## WHAT NEEDS TO BE DONE
Wherever the word "home" turns up in a line of the entries, copy that line.

━━ EXERCISE DATA

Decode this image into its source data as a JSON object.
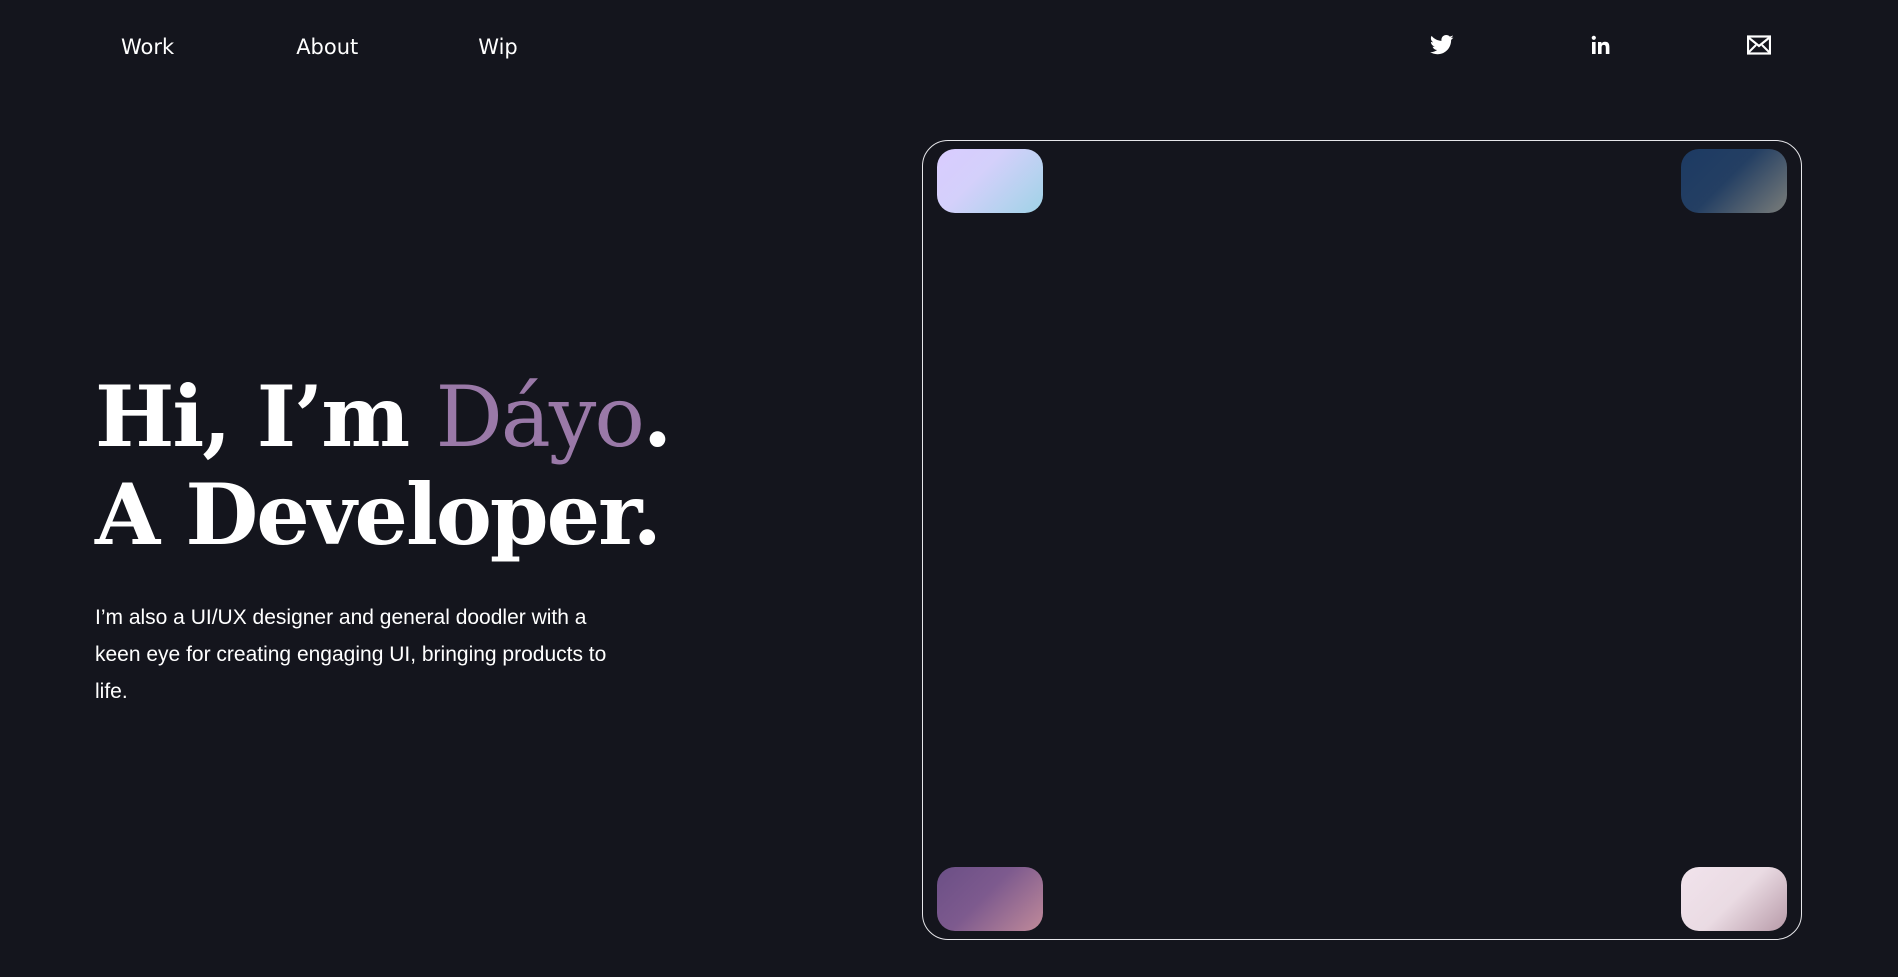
{
  "nav": {
    "items": [
      {
        "label": "Work"
      },
      {
        "label": "About"
      },
      {
        "label": "Wip"
      }
    ]
  },
  "social": {
    "icons": [
      "twitter-icon",
      "linkedin-icon",
      "mail-icon"
    ]
  },
  "hero": {
    "line1_prefix": "Hi, I’m ",
    "name": "Dáyo",
    "line1_suffix": ".",
    "line2": "A Developer.",
    "subtitle": "I’m also a UI/UX designer and general doodler with a keen eye for creating engaging UI, bringing products to life."
  },
  "colors": {
    "background": "#14151d",
    "text": "#ffffff",
    "accent_name": "#9a79a8",
    "frame_border": "#e6e6ea"
  }
}
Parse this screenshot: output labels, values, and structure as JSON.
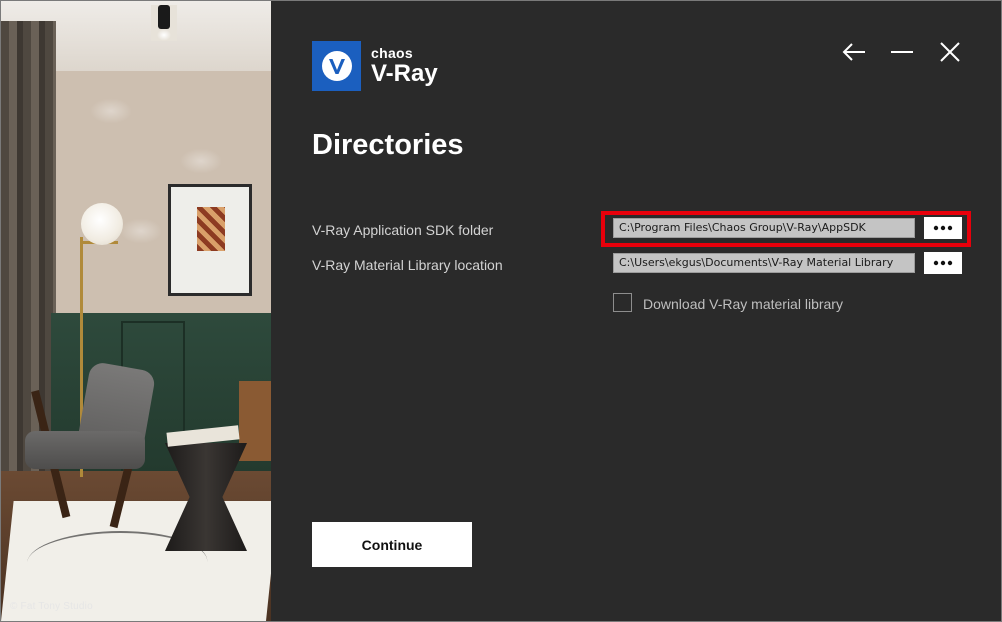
{
  "hero": {
    "credit": "© Fat Tony Studio"
  },
  "logo": {
    "brand": "chaos",
    "product": "V-Ray",
    "icon": "vray-logo-icon"
  },
  "window_controls": {
    "back_icon": "arrow-left-icon",
    "minimize_icon": "minimize-icon",
    "close_icon": "close-icon"
  },
  "page": {
    "title": "Directories"
  },
  "fields": [
    {
      "label": "V-Ray Application SDK folder",
      "value": "C:\\Program Files\\Chaos Group\\V-Ray\\AppSDK",
      "browse_icon": "more-dots-icon"
    },
    {
      "label": "V-Ray Material Library location",
      "value": "C:\\Users\\ekgus\\Documents\\V-Ray Material Library",
      "browse_icon": "more-dots-icon"
    }
  ],
  "download_option": {
    "label": "Download V-Ray material library",
    "checked": false
  },
  "actions": {
    "continue_label": "Continue"
  },
  "colors": {
    "background": "#2a2a2a",
    "accent": "#1b5fbf",
    "highlight": "#e8000b"
  }
}
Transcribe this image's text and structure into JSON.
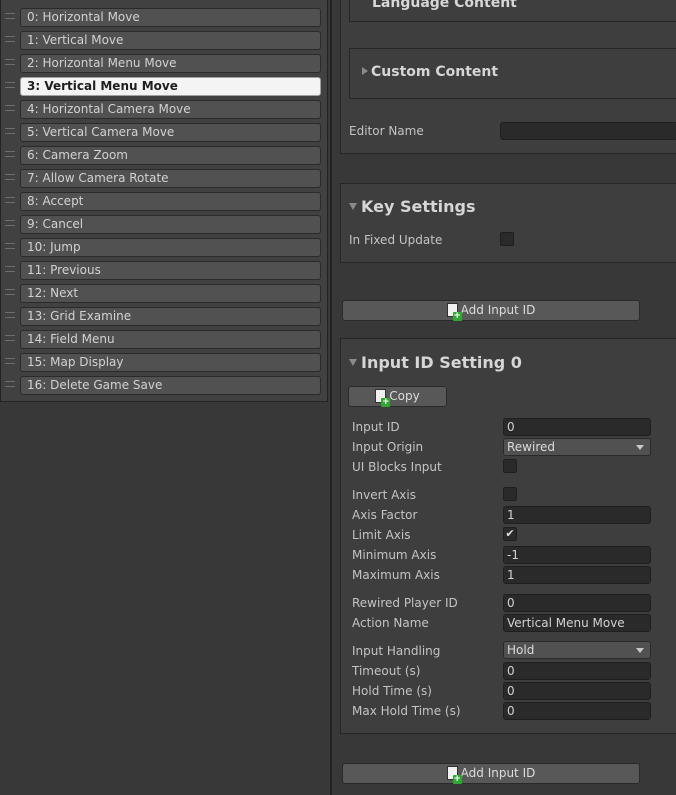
{
  "input_list": {
    "items": [
      {
        "label": "0: Horizontal Move",
        "selected": false
      },
      {
        "label": "1: Vertical Move",
        "selected": false
      },
      {
        "label": "2: Horizontal Menu Move",
        "selected": false
      },
      {
        "label": "3: Vertical Menu Move",
        "selected": true
      },
      {
        "label": "4: Horizontal Camera Move",
        "selected": false
      },
      {
        "label": "5: Vertical Camera Move",
        "selected": false
      },
      {
        "label": "6: Camera Zoom",
        "selected": false
      },
      {
        "label": "7: Allow Camera Rotate",
        "selected": false
      },
      {
        "label": "8: Accept",
        "selected": false
      },
      {
        "label": "9: Cancel",
        "selected": false
      },
      {
        "label": "10: Jump",
        "selected": false
      },
      {
        "label": "11: Previous",
        "selected": false
      },
      {
        "label": "12: Next",
        "selected": false
      },
      {
        "label": "13: Grid Examine",
        "selected": false
      },
      {
        "label": "14: Field Menu",
        "selected": false
      },
      {
        "label": "15: Map Display",
        "selected": false
      },
      {
        "label": "16: Delete Game Save",
        "selected": false
      }
    ]
  },
  "content_box": {
    "language_content_title": "Language Content",
    "custom_content_title": "Custom Content",
    "editor_name_label": "Editor Name",
    "editor_name_value": ""
  },
  "key_settings": {
    "title": "Key Settings",
    "in_fixed_update_label": "In Fixed Update",
    "in_fixed_update_checked": false
  },
  "add_input_id_label": "Add Input ID",
  "input_id_setting": {
    "title": "Input ID Setting 0",
    "copy_label": "Copy",
    "input_id_label": "Input ID",
    "input_id_value": "0",
    "input_origin_label": "Input Origin",
    "input_origin_value": "Rewired",
    "ui_blocks_input_label": "UI Blocks Input",
    "ui_blocks_input_checked": false,
    "invert_axis_label": "Invert Axis",
    "invert_axis_checked": false,
    "axis_factor_label": "Axis Factor",
    "axis_factor_value": "1",
    "limit_axis_label": "Limit Axis",
    "limit_axis_checked": true,
    "check_mark": "✔",
    "minimum_axis_label": "Minimum Axis",
    "minimum_axis_value": "-1",
    "maximum_axis_label": "Maximum Axis",
    "maximum_axis_value": "1",
    "rewired_player_id_label": "Rewired Player ID",
    "rewired_player_id_value": "0",
    "action_name_label": "Action Name",
    "action_name_value": "Vertical Menu Move",
    "input_handling_label": "Input Handling",
    "input_handling_value": "Hold",
    "timeout_label": "Timeout (s)",
    "timeout_value": "0",
    "hold_time_label": "Hold Time (s)",
    "hold_time_value": "0",
    "max_hold_time_label": "Max Hold Time (s)",
    "max_hold_time_value": "0"
  }
}
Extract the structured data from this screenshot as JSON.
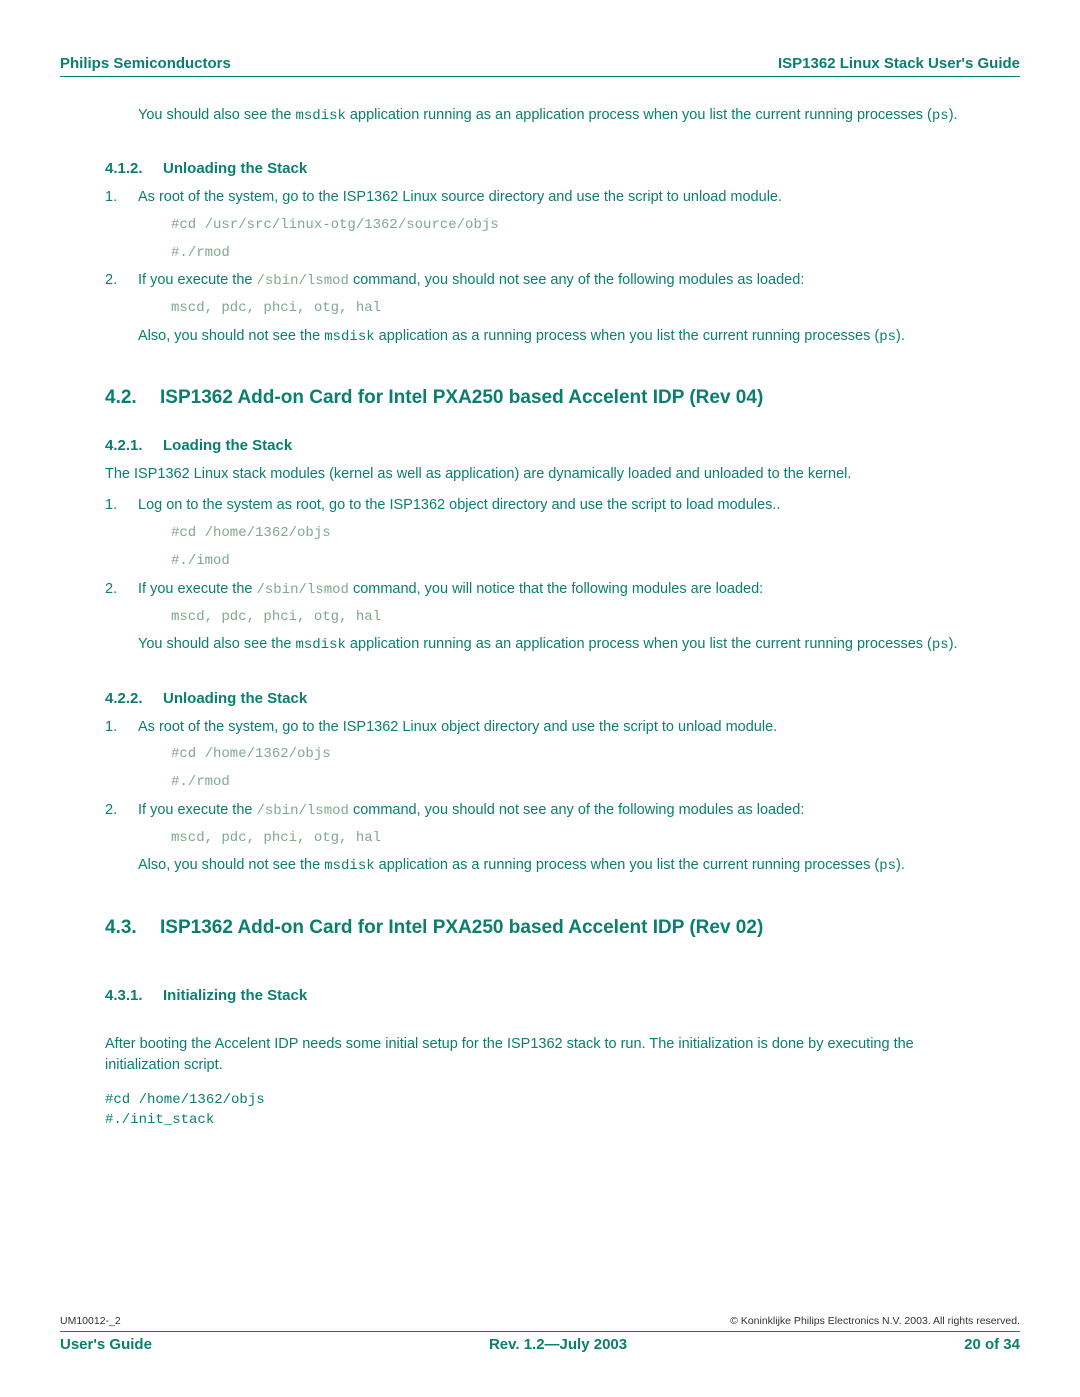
{
  "header": {
    "left": "Philips Semiconductors",
    "right": "ISP1362 Linux Stack User's Guide"
  },
  "top_para_a": "You should also see the ",
  "top_para_b": " application running as an application process when you list the current running processes (",
  "top_para_c": ").",
  "code_msdisk": "msdisk",
  "code_ps": "ps",
  "s412": {
    "num": "4.1.2.",
    "title": "Unloading the Stack"
  },
  "s412_step1": "As root of the system, go to the ISP1362 Linux source directory and use the script to unload module.",
  "s412_cd": "#cd /usr/src/linux-otg/1362/source/objs",
  "s412_rmod": "#./rmod",
  "s412_step2_a": "If you execute the ",
  "s412_step2_b": "  command, you should not see any of the following modules as loaded:",
  "code_lsmod": "/sbin/lsmod",
  "modules": "mscd, pdc, phci, otg, hal",
  "s412_after_a": "Also, you should not see the ",
  "s412_after_b": " application as a running process when you list the current running processes (",
  "s42": {
    "num": "4.2.",
    "title": "ISP1362 Add-on Card for Intel PXA250 based Accelent IDP (Rev 04)"
  },
  "s421": {
    "num": "4.2.1.",
    "title": "Loading the Stack"
  },
  "s421_intro": "The ISP1362 Linux stack modules (kernel as well as application) are dynamically loaded and unloaded to the kernel.",
  "s421_step1": "Log on to the system as root, go to the ISP1362 object directory and use the script to load modules..",
  "s421_cd": "#cd /home/1362/objs",
  "s421_imod": "#./imod",
  "s421_step2_b": "  command, you will notice that the following modules are loaded:",
  "s421_after_a": "You should also see the ",
  "s421_after_b": " application running as an application process when you list the current running processes (",
  "s422": {
    "num": "4.2.2.",
    "title": "Unloading the Stack"
  },
  "s422_step1": "As root of the system, go to the ISP1362 Linux object directory and use the script to unload module.",
  "s422_cd": "#cd /home/1362/objs",
  "s422_rmod": "#./rmod",
  "s422_after_a": "Also, you should not see the ",
  "s422_after_b": " application as a running process when you list the current running processes (",
  "s43": {
    "num": "4.3.",
    "title": "ISP1362 Add-on Card for Intel PXA250 based Accelent IDP (Rev 02)"
  },
  "s431": {
    "num": "4.3.1.",
    "title": "Initializing the Stack"
  },
  "s431_intro": "After booting the Accelent IDP needs some initial setup for the ISP1362 stack to run. The initialization is done by executing the initialization script.",
  "s431_code": "#cd /home/1362/objs\n#./init_stack",
  "footer": {
    "docid": "UM10012-_2",
    "copyright": "© Koninklijke Philips Electronics N.V. 2003. All rights reserved.",
    "left": "User's Guide",
    "center": "Rev. 1.2—July 2003",
    "right": "20 of 34"
  },
  "numbers": {
    "one": "1.",
    "two": "2."
  }
}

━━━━

## OUTPUT
  "s421_cd": "#cd /home/1362/objs",
  "s422_cd": "#cd /home/1362/objs",
  "s431_code": "#cd /home/1362/objs\n#./init_stack",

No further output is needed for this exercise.